Each day, I walk into Paresky Commons, where I’m given a seemingly unlimited number of options. Similarly, the library holds every resource I need to complete my History 300 paper. If I sense the slightest sign of illness, I know that someone will be at Isham 24/7 to help me. In my three years at PA, these things are what I’ve come to know and expect. And they have become just that: expectations. At a place like Andover, with its abundance of resources, state of the art buildings and amazing teachers, it can be easy to feel as if luxuries are commonplace. We get lost in the busy and demanding schedule of Andover, complaining about having to make the long trek from Gelb to Graves or having to attend another All-School Meeting. Yet the view from the top of Academy Hill is not one that many others share. There are 12 million unemployed people in the United States. In between the math tests and lacrosse practices, this figure is seldom more than a number for Andover students. While knowledge of the recession and unemployment rates are not hidden from us at Andover, we are isolated from seeing the worst of its effects. Even if our home life is affected by the nation’s financial struggles, most of us are distanced, at least physically, from home when we are at Andover. Even day students have the option of remaining at school for the majority of their waking hours. Luckily, the economy is recovering. Just a year ago, the number of unemployment was 1.1 million higher than today’s. However, if we went over the recently delayed fiscal cliff, these signs of recovery could be instantly shattered by high tax rates and another recession.
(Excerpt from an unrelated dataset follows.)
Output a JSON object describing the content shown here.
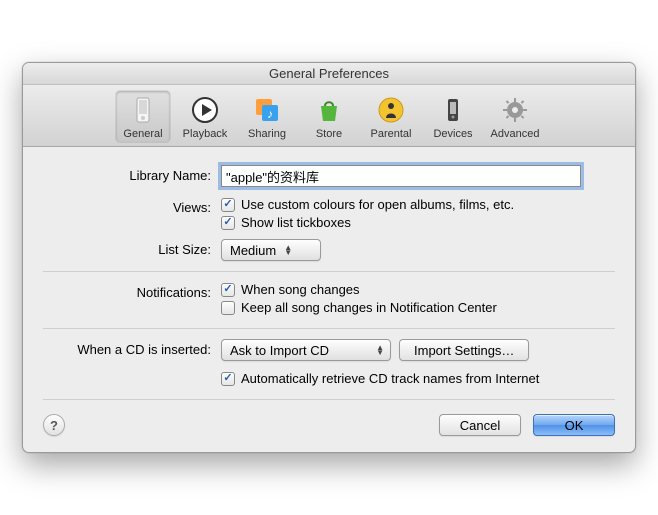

In his article “Take a Leap,” published in last week’s issue of The Phillipian, Michael Michiue ’14 expresses his disagreement with the American Taxpayer Relief Act, passed on January 2, 2013, which extended the fiscal cliff for 60 days. Michiue suggests that “rather than delay the fiscal cliff. . . It would be better to deal with the debt by initiating the severe budget cuts and tax increases the fiscal cliff would bring about.” In reference to the consequences of such budget cuts and tax increases, Michiue writes, “although there will probably be a temporary recession and increased unemployment. . . This method is the most reliable and painless way to stabilize the economy.” The flaw in Michiue’s logic is its lack of consideration for the effects of increased tax rates on many Americans. To fall off the fiscal cliff would be to inflate taxes by 1-1.3 percent for each income level (up to $500,000). This tax inflation means that families earning around $50,000 a year would, on average, face a $579 tax increase. While this sum might seem perfectly acceptable to much of the U.S. population, 12 million unemployed citizens would disagree. To put it in perspective, $579 could fill an American sedan with 11 tanks of gas, and while losing 11 full tanks would be significant for anyone, it would be a staggering loss for those who have no source of steady income. If we step down from the top of Academy Hill, we may look at the fiscal cliff crisis in a different light. Although Michiue presents some good arguments, we cannot ignore the 12 million Americans who will be left out in the cold while the economy gradually stabilizes. Andover prides itself on its need-blind admissions process, but the school remains an inaccurate representation of America as a whole. While the observatory atop Gelb and the newly installed projectors in Bulfinch create an ideal environment for learning, these things are privileges, not expectations. Our reality is not the reality in much of America. While a $579 increase in taxes may not sound like much to many of us, to many Americans it can mean the difference between a meal on the table and going hungry—and we must never forget that. Stephen Moreland is three-year Upper from Andover, MA, and a Photography Editor for The Phillipian.